photo of a marshland bird habitat at Alder Bottom Wildlife Management Area in Chautauqua County
Alder Bottom Wildlife Management Area

New York's Open Space Conservation Plan provides four overarching objectives to direct our priorities, policies, and actions:

  • Responding to Climate Change
  • Fostering Green, Healthy Communities
  • Connecting New Yorkers with Nature & Recreation
  • Safeguarding our Natural & Cultural Heritage

The Plan provides a number of actions that we can take in pursuit of each objective and a listing of associated programs and policies. The Plan also contains a statewide list of priority conservation projects that are eligible for funding through the Environmental Protection Fund (EPF).

The e-Appendices, available on this website, contain evaluation and criteria used to determine EPF spending priorities and recommendations by the Regional Advisory Committees, local governments and partnerships, the public, and staff from DEC, the Office of Parks, Recreation, and Historic Preservation (OPRHP) and the Department of State (DOS), to improve New York's open space conservation program.

The Goals of the State Open Space Conservation Plan are:

photo of Sanford Lake, Tahawus, Essex County
  • To protect habitat for the diversity of plant and animal species in order to ensure the protection of healthy, viable and sustainable ecosystems.
  • To protect our State's water quality, including surface and underground drinking water supplies, lakes, streams and coastal and estuarine waters needed to sustain human life and aquatic ecosystems.
  • To maintain an interconnected network of protected lands and waters allowing wildlife to be able to shift range with climate change to follow natural migration patterns.
  • To reestablish broad riparian corridors along, and around, water bodies throughout the State.
  • To combat global climate change by adding to the tree canopy in our urban centers and urban communities in order to moderate temperature fluctuations, thereby lowering our energy consumption.
  • To improve quality of life and overall health in our State's communities, especially those with limited current access to open space.
  • To maintain critical natural resource industries such as farming, forest products, commercial fishing and tourism.
  • To combat global climate change by sustainable stewardship of our State's forests for carbon sequestration and air quality enhancement.
  • To combat global climate change by encouraging more compact community design patterns.
  • To protect habitat to sustain the traditional pastimes of hunting, fishing, trapping and wildlife viewing.
  • To provide accessible, quality outdoor recreation and open space to all New Yorkers.
  • To provide places for education and research relating to ecological, environmental and cultural resources.
  • To protect and enhance scenic, historic and cultural resources considered to be valued parts of the common heritage of our State's citizens.

Smart Growth

Aerial photo overlooking the City of Ithaca and Cayuga Lake
A relatively compact pattern of development

Smart growth is an approach to land use that redirects economic growth away from undeveloped areas and back into established communities.
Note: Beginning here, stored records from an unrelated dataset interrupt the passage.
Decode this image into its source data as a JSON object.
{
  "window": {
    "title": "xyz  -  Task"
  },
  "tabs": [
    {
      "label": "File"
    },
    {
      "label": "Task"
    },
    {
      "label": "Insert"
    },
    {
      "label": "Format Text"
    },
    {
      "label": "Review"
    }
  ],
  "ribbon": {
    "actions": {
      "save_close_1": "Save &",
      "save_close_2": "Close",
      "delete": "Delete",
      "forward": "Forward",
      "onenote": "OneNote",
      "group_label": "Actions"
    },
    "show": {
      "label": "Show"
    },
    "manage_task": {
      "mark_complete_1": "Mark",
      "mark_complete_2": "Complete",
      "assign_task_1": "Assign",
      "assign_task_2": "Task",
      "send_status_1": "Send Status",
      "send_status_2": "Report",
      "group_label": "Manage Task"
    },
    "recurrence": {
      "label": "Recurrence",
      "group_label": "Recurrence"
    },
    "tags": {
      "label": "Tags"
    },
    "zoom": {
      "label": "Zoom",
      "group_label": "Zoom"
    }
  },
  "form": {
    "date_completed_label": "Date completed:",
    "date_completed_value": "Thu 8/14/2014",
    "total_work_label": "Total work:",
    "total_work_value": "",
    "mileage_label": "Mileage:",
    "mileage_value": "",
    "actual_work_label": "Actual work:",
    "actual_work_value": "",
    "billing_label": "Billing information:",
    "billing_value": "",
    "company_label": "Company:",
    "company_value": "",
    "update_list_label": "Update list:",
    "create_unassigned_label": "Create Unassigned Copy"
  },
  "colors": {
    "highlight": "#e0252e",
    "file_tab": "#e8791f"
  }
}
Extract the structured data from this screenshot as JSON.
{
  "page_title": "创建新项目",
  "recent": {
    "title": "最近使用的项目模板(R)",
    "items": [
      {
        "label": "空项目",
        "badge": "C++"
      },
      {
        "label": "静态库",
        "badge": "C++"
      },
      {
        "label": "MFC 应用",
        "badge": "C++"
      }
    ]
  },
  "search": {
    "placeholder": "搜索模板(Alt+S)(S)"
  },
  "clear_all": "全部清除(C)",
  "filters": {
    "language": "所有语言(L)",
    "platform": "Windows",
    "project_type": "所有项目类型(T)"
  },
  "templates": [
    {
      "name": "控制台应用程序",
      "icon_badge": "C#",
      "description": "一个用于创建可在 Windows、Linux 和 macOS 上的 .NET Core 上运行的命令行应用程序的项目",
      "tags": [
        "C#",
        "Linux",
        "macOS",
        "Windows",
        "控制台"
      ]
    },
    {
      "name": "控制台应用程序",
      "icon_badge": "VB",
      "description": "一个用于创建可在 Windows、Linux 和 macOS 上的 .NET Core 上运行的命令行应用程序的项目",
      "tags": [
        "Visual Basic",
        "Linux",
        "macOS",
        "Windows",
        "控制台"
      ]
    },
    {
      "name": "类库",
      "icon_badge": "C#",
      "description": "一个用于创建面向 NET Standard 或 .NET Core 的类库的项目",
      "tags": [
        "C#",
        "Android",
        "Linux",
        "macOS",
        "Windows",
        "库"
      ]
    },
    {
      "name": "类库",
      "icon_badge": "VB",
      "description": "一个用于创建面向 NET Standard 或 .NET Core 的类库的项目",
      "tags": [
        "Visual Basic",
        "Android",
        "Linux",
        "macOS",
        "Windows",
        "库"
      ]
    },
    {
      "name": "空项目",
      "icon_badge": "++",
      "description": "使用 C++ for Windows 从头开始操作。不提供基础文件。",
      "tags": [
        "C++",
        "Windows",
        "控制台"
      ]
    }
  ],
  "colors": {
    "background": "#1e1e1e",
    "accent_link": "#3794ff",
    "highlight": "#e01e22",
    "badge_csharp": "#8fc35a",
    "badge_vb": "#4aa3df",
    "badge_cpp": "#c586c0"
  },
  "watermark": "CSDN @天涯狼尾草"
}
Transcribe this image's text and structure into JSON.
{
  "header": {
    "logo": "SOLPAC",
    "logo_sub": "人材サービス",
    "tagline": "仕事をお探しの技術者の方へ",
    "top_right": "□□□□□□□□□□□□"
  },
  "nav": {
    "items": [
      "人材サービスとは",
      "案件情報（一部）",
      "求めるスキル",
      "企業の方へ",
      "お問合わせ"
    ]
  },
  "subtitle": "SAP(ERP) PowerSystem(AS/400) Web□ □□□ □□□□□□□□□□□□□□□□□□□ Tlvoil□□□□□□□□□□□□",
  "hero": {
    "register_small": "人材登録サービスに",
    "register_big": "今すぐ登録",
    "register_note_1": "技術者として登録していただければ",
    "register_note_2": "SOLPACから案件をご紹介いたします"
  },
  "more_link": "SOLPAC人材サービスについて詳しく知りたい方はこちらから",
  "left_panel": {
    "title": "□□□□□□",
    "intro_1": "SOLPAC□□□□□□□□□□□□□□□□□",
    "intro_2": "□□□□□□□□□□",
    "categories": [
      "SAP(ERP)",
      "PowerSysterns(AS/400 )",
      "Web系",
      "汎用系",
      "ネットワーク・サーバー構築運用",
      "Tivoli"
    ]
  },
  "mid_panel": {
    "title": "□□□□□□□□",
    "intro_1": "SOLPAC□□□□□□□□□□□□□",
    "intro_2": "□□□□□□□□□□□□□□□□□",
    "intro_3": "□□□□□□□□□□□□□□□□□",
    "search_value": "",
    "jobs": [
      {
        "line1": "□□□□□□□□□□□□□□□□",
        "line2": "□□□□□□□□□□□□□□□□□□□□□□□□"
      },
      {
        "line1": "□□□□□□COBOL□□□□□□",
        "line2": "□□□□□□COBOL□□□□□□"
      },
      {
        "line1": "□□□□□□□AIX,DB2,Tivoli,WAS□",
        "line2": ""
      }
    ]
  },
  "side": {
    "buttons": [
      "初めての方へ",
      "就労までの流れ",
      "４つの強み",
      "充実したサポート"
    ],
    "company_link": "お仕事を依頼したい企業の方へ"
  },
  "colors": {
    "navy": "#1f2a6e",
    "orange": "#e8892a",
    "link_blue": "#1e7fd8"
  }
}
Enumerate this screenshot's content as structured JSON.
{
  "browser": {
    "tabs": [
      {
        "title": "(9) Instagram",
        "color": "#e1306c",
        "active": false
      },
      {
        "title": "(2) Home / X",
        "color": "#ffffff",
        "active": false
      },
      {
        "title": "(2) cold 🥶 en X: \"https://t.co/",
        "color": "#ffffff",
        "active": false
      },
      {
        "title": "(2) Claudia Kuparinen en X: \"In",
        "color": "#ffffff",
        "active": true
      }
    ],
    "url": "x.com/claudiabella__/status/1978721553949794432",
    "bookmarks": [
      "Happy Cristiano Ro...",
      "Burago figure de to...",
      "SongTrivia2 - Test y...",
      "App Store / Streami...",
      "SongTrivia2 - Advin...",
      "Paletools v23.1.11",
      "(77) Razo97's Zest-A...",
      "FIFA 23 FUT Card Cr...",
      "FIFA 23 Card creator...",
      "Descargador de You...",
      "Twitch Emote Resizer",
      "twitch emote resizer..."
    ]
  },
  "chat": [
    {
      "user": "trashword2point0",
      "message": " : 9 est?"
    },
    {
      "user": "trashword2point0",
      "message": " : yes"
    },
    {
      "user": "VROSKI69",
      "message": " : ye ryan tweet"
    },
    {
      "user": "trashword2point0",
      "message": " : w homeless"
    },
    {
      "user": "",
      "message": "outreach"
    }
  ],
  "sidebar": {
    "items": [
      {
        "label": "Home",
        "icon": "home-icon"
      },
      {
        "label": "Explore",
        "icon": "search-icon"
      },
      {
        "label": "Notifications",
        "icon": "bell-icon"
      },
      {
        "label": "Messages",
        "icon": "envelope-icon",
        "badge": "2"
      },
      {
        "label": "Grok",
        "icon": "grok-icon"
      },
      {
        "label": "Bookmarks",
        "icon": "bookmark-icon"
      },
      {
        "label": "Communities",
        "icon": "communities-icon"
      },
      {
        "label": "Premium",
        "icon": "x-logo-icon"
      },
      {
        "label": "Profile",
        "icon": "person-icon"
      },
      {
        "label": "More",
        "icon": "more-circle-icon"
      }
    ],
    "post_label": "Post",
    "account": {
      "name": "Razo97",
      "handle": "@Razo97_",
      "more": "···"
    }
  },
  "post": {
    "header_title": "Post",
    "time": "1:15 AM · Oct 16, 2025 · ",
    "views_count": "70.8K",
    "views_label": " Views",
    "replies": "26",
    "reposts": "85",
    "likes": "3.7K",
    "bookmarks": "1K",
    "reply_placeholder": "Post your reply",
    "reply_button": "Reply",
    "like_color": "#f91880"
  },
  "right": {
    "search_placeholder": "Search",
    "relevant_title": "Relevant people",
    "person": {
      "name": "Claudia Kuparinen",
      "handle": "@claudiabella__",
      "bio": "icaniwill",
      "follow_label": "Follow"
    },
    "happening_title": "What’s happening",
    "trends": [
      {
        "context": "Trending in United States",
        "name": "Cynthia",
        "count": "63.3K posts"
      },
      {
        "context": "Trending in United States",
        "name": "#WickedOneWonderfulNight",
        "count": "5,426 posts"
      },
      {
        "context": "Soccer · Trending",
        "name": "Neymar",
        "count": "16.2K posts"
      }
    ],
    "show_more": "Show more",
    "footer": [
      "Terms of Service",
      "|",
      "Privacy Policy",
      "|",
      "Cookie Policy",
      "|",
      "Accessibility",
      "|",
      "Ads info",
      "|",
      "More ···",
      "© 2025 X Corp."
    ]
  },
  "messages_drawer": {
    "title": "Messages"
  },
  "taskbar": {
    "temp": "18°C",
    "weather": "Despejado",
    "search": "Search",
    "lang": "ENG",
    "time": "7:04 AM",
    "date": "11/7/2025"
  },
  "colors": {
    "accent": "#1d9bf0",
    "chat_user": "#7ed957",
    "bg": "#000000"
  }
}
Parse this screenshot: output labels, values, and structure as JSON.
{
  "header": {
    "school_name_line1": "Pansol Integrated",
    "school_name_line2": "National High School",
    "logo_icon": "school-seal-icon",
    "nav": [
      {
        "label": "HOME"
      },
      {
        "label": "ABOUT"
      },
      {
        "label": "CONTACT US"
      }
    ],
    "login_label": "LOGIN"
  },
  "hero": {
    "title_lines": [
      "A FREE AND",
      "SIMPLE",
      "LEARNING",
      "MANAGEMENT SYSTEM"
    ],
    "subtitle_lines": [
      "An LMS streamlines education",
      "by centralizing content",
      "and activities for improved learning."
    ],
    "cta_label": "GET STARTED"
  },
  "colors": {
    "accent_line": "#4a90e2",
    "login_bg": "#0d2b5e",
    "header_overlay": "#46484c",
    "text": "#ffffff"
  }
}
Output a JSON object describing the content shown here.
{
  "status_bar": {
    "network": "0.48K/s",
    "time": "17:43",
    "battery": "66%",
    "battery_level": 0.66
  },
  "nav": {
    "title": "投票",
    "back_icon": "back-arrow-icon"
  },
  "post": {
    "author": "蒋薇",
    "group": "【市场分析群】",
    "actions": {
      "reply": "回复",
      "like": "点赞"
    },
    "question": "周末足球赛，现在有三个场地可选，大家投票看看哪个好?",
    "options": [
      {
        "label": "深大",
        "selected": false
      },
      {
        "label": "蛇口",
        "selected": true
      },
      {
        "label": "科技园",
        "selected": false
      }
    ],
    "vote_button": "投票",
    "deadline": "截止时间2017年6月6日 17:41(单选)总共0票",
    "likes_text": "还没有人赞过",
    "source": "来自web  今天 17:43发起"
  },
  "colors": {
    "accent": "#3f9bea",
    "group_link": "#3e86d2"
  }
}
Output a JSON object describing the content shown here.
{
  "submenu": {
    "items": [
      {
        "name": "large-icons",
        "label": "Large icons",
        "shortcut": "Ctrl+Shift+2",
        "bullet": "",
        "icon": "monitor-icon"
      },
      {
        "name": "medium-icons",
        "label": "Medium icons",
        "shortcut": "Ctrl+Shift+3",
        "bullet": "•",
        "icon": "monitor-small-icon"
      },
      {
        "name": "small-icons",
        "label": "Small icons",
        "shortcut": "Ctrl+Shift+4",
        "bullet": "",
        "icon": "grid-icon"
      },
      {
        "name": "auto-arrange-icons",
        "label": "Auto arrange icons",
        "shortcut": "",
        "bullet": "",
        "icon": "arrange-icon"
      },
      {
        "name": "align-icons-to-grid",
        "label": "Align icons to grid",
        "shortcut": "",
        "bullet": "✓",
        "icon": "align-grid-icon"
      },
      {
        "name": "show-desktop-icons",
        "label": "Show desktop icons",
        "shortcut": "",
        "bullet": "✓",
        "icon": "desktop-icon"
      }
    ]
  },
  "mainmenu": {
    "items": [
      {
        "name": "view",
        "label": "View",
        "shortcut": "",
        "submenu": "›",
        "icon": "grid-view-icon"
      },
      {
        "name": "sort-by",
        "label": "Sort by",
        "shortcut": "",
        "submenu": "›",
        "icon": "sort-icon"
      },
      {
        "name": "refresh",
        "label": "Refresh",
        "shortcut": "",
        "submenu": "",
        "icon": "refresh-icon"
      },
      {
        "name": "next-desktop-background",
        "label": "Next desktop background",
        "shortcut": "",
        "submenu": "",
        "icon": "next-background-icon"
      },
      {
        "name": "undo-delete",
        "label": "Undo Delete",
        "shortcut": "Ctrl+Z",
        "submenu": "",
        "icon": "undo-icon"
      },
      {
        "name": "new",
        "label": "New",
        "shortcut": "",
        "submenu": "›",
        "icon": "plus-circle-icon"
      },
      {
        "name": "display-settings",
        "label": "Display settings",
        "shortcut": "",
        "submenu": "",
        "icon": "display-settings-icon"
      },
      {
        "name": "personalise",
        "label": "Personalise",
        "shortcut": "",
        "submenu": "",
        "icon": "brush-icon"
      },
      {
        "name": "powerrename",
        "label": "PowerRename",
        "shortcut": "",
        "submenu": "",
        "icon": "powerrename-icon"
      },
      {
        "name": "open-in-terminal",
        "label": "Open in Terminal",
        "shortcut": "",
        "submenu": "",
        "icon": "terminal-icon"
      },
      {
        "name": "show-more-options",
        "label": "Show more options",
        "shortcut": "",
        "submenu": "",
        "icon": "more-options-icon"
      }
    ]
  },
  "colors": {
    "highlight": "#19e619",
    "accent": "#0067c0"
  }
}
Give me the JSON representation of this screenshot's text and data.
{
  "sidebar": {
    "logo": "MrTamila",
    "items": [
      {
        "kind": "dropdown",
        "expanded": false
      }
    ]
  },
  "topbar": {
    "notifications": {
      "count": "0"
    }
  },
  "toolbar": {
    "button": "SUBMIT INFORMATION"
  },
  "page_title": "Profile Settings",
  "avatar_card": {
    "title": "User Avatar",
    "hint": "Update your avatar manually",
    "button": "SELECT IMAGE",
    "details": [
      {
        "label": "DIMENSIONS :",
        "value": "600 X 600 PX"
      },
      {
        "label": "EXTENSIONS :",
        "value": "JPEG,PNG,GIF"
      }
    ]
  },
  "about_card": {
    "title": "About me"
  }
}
Open space conservation and smart growth go hand in hand, just as the natural and built environments are interconnected. On one hand, open space conservation redirects growth by preventing development on protected land. At the same time, smart growth draws development pressure away from unprotected open spaces.


More about Open Space: